At the time appellants allegedly committed the banking law violations, their acts were punishable under the same provisions that the OCC now seeks to enforce. Were it not for appellants' discontinuance as directors of the bank, there would be no question that the OCC could proceed against them. The presumption against retroactivity is designed to protect reasonable reliance on prior settled law, NLRB v. St. Luke's Hosp. Center, 551 F.2d 476, 484 (2d Cir. 1976), and appellants do not contend that they relied on any prior law that legalized their conduct. Because the separation from service provisions did not alter the legal consequences of appellants' alleged misconduct that existed when the misconduct occurred, the provisions do not violate either the ex post facto or the due process clause.
Appellants mistakenly argue that the district court should have passed upon their claims of res judicata and collateral estoppel that were based upon prior OCC orders and stipulations of settlement. Although on occasion this court has directed that the doctrine of res judicata be applied in an administrative proceeding without waiting until a final order was ready for review, see Safir v. Gibson, 432 F.2d 137, 143-45 (2d Cir.), cert. denied, 400 U.S. 942, 91 S. Ct. 241, 27 L. Ed. 2d 246 (1970), the circumstances of the instant case require adherence to the normal requirement of exhaustion of administrative procedures. That is the obvious purport of section 1818(i) (1). Moreover, a judicial determination as to whether any issues in the current OCC proceedings have been settled in prior proceedings would require a comparison of the facts and transactions underlying both the prior and the current proceedings, a comparison that best can be made in the first instance by the OCC itself. The exhaustion doctrine counsels us to allow the OCC to make the necessary factual record and to correct its own errors before we pass on the merits of appellants' claims. See Parisi v. Davidson, 405 U.S. 34, 37, 92 S. Ct. 815, 817-18, 31 L. Ed. 2d 17 (1972); McKart v. United States, 395 U.S. 185, 193-95, 89 S. Ct. 1657, 1662-63, 23 L. Ed. 2d 194 (1969). Unless an agency is exceeding its jurisdiction, courts ordinarily do not interfere before the agency has completed its task. McKart, supra, 395 U.S. at 194, 89 S. Ct. at 1662-63.
Appellants' contention that alleged bias on the part of the OCC renders futile the completion of the administrative proceedings is premature. It is better to delay consideration of this issue until the OCC has made an adverse determination and an appeal has been taken raising the bias claim on the record as a whole.
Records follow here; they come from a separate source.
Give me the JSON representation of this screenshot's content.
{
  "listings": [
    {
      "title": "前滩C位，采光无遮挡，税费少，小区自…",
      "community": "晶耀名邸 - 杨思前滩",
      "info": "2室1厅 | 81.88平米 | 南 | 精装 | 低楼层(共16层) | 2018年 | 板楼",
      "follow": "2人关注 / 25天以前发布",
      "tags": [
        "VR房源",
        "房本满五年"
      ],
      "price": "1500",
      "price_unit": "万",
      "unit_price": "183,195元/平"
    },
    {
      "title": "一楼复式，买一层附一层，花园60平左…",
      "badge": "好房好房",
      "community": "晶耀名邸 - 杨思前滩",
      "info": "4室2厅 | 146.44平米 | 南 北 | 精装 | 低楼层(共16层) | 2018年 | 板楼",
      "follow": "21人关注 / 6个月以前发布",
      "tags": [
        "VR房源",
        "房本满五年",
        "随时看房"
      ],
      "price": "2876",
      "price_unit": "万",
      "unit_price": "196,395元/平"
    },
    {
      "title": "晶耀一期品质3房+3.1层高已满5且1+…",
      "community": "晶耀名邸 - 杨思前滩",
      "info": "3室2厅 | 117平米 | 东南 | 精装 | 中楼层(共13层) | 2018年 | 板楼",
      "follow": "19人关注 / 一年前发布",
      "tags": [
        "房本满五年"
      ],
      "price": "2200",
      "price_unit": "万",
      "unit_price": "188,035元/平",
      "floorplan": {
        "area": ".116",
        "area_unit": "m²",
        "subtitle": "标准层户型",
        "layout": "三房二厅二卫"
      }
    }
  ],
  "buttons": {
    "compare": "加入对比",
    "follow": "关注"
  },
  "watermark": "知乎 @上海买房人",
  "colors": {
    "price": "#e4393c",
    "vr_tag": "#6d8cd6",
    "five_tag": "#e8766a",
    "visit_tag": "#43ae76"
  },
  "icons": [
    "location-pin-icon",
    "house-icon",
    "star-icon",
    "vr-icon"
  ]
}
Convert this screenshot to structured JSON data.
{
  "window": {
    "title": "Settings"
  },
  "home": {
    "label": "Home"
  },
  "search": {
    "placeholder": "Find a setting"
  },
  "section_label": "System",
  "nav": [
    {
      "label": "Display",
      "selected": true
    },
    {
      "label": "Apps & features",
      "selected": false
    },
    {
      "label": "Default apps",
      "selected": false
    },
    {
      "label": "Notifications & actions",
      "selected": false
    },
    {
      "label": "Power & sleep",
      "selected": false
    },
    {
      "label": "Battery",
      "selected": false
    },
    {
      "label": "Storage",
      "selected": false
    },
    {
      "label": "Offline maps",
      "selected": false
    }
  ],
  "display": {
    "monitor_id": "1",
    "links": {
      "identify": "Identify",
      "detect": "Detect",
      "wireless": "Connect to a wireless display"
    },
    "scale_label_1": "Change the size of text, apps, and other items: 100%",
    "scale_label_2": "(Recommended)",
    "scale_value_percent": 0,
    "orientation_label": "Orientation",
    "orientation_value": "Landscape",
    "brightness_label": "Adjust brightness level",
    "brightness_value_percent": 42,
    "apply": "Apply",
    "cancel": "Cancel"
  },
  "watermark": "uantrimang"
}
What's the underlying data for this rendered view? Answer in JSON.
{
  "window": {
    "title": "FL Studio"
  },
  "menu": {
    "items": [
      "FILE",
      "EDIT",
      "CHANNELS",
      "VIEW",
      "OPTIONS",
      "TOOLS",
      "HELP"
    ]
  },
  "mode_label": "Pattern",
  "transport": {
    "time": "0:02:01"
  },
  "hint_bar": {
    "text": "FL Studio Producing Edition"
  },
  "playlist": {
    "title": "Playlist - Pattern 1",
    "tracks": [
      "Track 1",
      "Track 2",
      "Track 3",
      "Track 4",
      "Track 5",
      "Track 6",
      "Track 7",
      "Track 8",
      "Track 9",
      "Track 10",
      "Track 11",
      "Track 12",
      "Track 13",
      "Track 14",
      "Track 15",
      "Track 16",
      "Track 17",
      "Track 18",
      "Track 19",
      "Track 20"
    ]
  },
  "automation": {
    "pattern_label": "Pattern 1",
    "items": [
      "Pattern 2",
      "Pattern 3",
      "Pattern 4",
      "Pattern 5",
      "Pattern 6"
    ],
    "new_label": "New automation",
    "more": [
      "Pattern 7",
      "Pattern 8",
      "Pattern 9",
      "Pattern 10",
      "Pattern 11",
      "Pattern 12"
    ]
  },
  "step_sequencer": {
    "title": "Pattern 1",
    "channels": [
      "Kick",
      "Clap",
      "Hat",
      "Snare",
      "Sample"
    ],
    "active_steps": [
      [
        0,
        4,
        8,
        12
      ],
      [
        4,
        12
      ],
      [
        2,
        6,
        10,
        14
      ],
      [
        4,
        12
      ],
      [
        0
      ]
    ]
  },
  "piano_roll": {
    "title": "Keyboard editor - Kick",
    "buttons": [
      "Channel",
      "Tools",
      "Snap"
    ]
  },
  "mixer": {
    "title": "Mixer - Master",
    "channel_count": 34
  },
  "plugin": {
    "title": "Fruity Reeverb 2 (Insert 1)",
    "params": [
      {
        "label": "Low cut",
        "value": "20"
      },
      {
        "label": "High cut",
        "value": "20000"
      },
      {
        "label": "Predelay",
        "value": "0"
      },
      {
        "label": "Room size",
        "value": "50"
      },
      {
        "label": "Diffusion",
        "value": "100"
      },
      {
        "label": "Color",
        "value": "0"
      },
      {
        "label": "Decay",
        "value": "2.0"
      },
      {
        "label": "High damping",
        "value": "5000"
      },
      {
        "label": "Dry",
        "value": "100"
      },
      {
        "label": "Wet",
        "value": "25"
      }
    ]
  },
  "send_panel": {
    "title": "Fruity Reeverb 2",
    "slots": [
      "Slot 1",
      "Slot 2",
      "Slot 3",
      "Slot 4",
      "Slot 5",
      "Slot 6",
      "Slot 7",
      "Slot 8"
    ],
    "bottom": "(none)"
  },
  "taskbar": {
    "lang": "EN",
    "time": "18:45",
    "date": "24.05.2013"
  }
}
See Touche Ross & Co. v. SEC, 609 F.2d 570, 575 (2d Cir. 1979).
After carefully considering all of appellants' contentions, we find no merit in any of them. Accordingly, the judgment of the district court is affirmed.